Of course, the sheet does not connect two points, not reversing the curve, covering one of them. But who told us about the type of surface on which to solve the problem? And if this is not a plane, and, say, a bagel or a car tire – all turns out easily. A man too accustomed to two-dimensional world. Our "voobrazitelnaya" intuition here never fails us. But when it comes to spatial representations, it begins to limp. The height of the house estimate is much more difficult than its length or width.

And tell how far away the plane or a cloud, an untrained person can not even approximately. Third coordinate – not what the Fourth! – We have yet to master and master. If this has piqued your curiosity, check out Robert J. Shiller. The reason here is not psychological, but a purely physiological. The thing is the device of our eyes. When we look at the remote object, the specific muscles bend the lens of the eye – the natural lens to change its focal length and allow us to see the object clearly. If the muscles are tired, we have to start points and change the focal length artificially. Focusing the camera – perfect analogy to this process, which Physiology is called accommodation.

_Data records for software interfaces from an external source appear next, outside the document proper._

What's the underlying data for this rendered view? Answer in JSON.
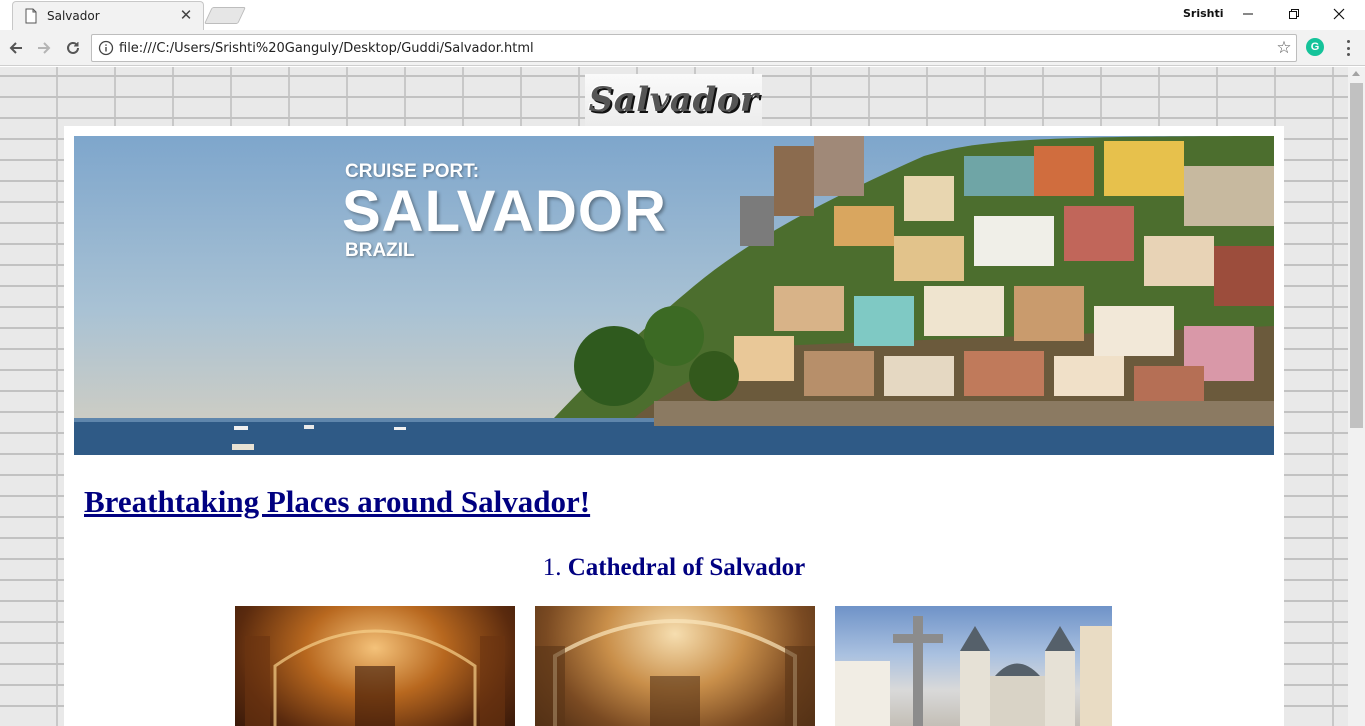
{
  "browser": {
    "tab_title": "Salvador",
    "profile_name": "Srishti",
    "url": "file:///C:/Users/Srishti%20Ganguly/Desktop/Guddi/Salvador.html",
    "icons": [
      "document-icon",
      "close-icon",
      "back-icon",
      "forward-icon",
      "reload-icon",
      "info-icon",
      "star-icon",
      "grammarly-icon",
      "menu-icon",
      "minimize-icon",
      "maximize-icon",
      "window-close-icon"
    ]
  },
  "page": {
    "logo_text": "Salvador",
    "banner": {
      "kicker": "CRUISE PORT:",
      "title": "SALVADOR",
      "subtitle": "BRAZIL"
    },
    "heading": "Breathtaking Places around Salvador!",
    "places": [
      {
        "number": "1.",
        "name": "Cathedral of Salvador"
      }
    ],
    "colors": {
      "heading": "#000080",
      "banner_text": "#ffffff"
    }
  }
}
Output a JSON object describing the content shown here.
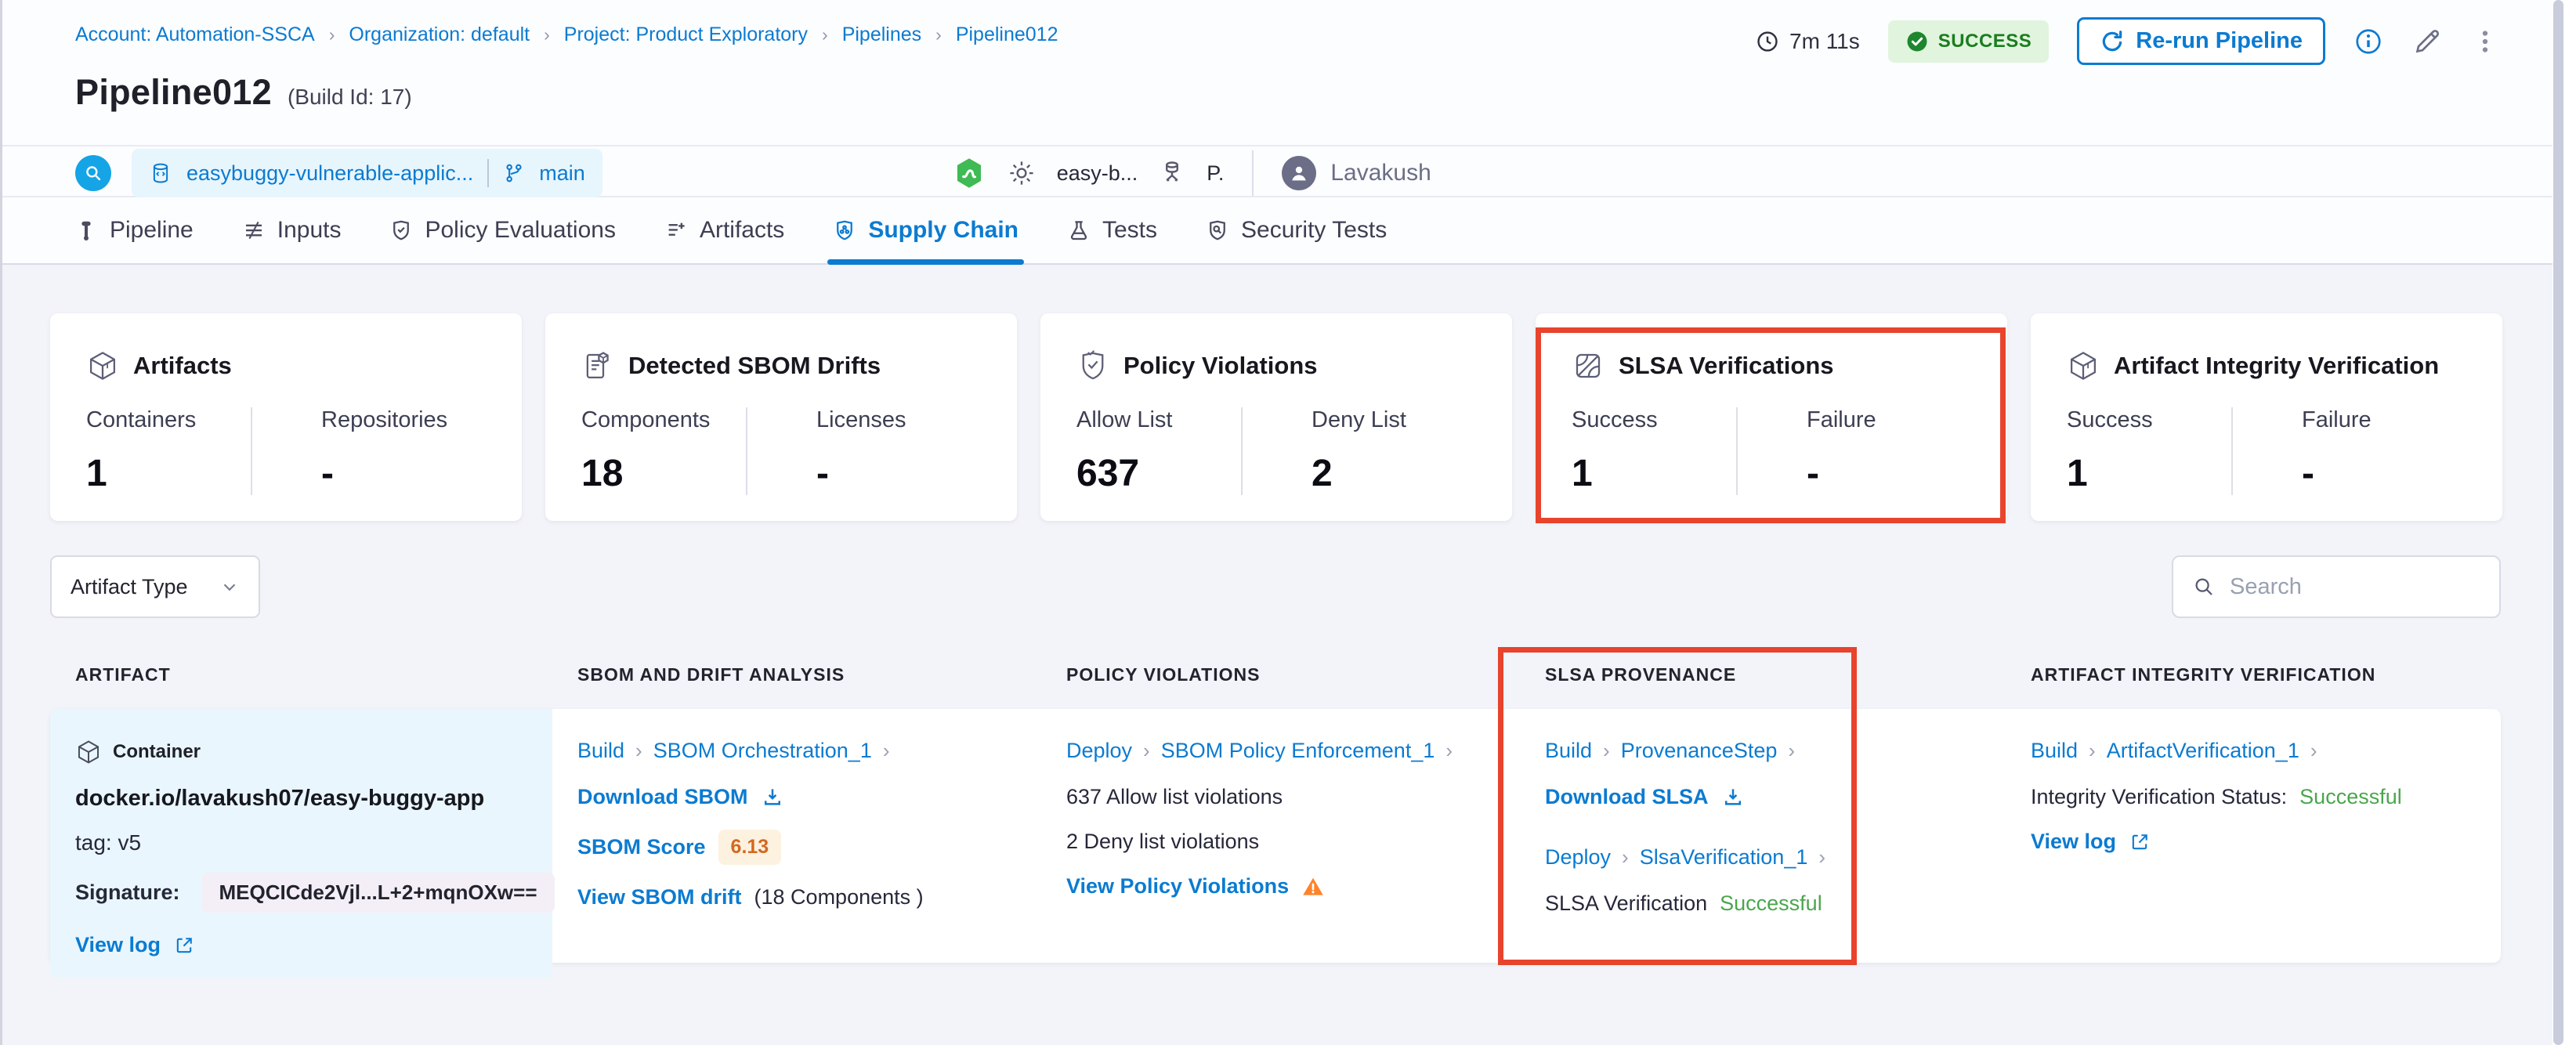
{
  "ui": {
    "chevron": "›",
    "dropdown_caret": "⌄"
  },
  "colors": {
    "accent_blue": "#0b7bd1",
    "success_green_text": "#1a7d1e",
    "status_green": "#4aa64c",
    "highlight_red": "#e8432c",
    "warning_orange": "#ff832b",
    "score_orange": "#d4681e"
  },
  "breadcrumb": {
    "items": [
      "Account: Automation-SSCA",
      "Organization: default",
      "Project: Product Exploratory",
      "Pipelines",
      "Pipeline012"
    ]
  },
  "header": {
    "duration": "7m 11s",
    "status": "SUCCESS",
    "rerun_button": "Re-run Pipeline",
    "title": "Pipeline012",
    "build_id": "(Build Id: 17)"
  },
  "build_info": {
    "repo": "easybuggy-vulnerable-applic...",
    "branch": "main",
    "trigger_pipeline": "easy-b...",
    "trigger_initial": "P.",
    "user": "Lavakush"
  },
  "tabs": [
    {
      "label": "Pipeline"
    },
    {
      "label": "Inputs"
    },
    {
      "label": "Policy Evaluations"
    },
    {
      "label": "Artifacts"
    },
    {
      "label": "Supply Chain"
    },
    {
      "label": "Tests"
    },
    {
      "label": "Security Tests"
    }
  ],
  "summary_cards": [
    {
      "title": "Artifacts",
      "metrics": [
        {
          "label": "Containers",
          "value": "1"
        },
        {
          "label": "Repositories",
          "value": "-"
        }
      ]
    },
    {
      "title": "Detected SBOM Drifts",
      "metrics": [
        {
          "label": "Components",
          "value": "18"
        },
        {
          "label": "Licenses",
          "value": "-"
        }
      ]
    },
    {
      "title": "Policy Violations",
      "metrics": [
        {
          "label": "Allow List",
          "value": "637"
        },
        {
          "label": "Deny List",
          "value": "2"
        }
      ]
    },
    {
      "title": "SLSA Verifications",
      "metrics": [
        {
          "label": "Success",
          "value": "1"
        },
        {
          "label": "Failure",
          "value": "-"
        }
      ]
    },
    {
      "title": "Artifact Integrity Verification",
      "metrics": [
        {
          "label": "Success",
          "value": "1"
        },
        {
          "label": "Failure",
          "value": "-"
        }
      ]
    }
  ],
  "filters": {
    "artifact_type": "Artifact Type",
    "search_placeholder": "Search"
  },
  "table": {
    "headers": [
      "ARTIFACT",
      "SBOM AND DRIFT ANALYSIS",
      "POLICY VIOLATIONS",
      "SLSA PROVENANCE",
      "ARTIFACT INTEGRITY VERIFICATION"
    ],
    "row": {
      "artifact": {
        "type": "Container",
        "image": "docker.io/lavakush07/easy-buggy-app",
        "tag": "tag: v5",
        "signature_label": "Signature:",
        "signature": "MEQCICde2Vjl...L+2+mqnOXw==",
        "view_log": "View log"
      },
      "sbom": {
        "stage": "Build",
        "step": "SBOM Orchestration_1",
        "download": "Download SBOM",
        "score_label": "SBOM Score",
        "score": "6.13",
        "drift_link": "View SBOM drift",
        "drift_info": "(18 Components )"
      },
      "policy": {
        "stage": "Deploy",
        "step": "SBOM Policy Enforcement_1",
        "allow": "637 Allow list violations",
        "deny": "2 Deny list violations",
        "view_link": "View Policy Violations"
      },
      "slsa": {
        "stage1": "Build",
        "step1": "ProvenanceStep",
        "download": "Download SLSA",
        "stage2": "Deploy",
        "step2": "SlsaVerification_1",
        "status_label": "SLSA Verification",
        "status": "Successful"
      },
      "integrity": {
        "stage": "Build",
        "step": "ArtifactVerification_1",
        "status_label": "Integrity Verification Status:",
        "status": "Successful",
        "view_log": "View log"
      }
    }
  }
}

And yet in each eye there is a group of six muscles that turn it so that the direction of gaze right and left eyes intersect at one point. Keep up on the field with thought-provoking pieces from Professor Rita McGrath. This is called convergence. This creates a binocular effect – we see the world volume. Stereoscope, in which regard the "bulging" image was built on the same principle.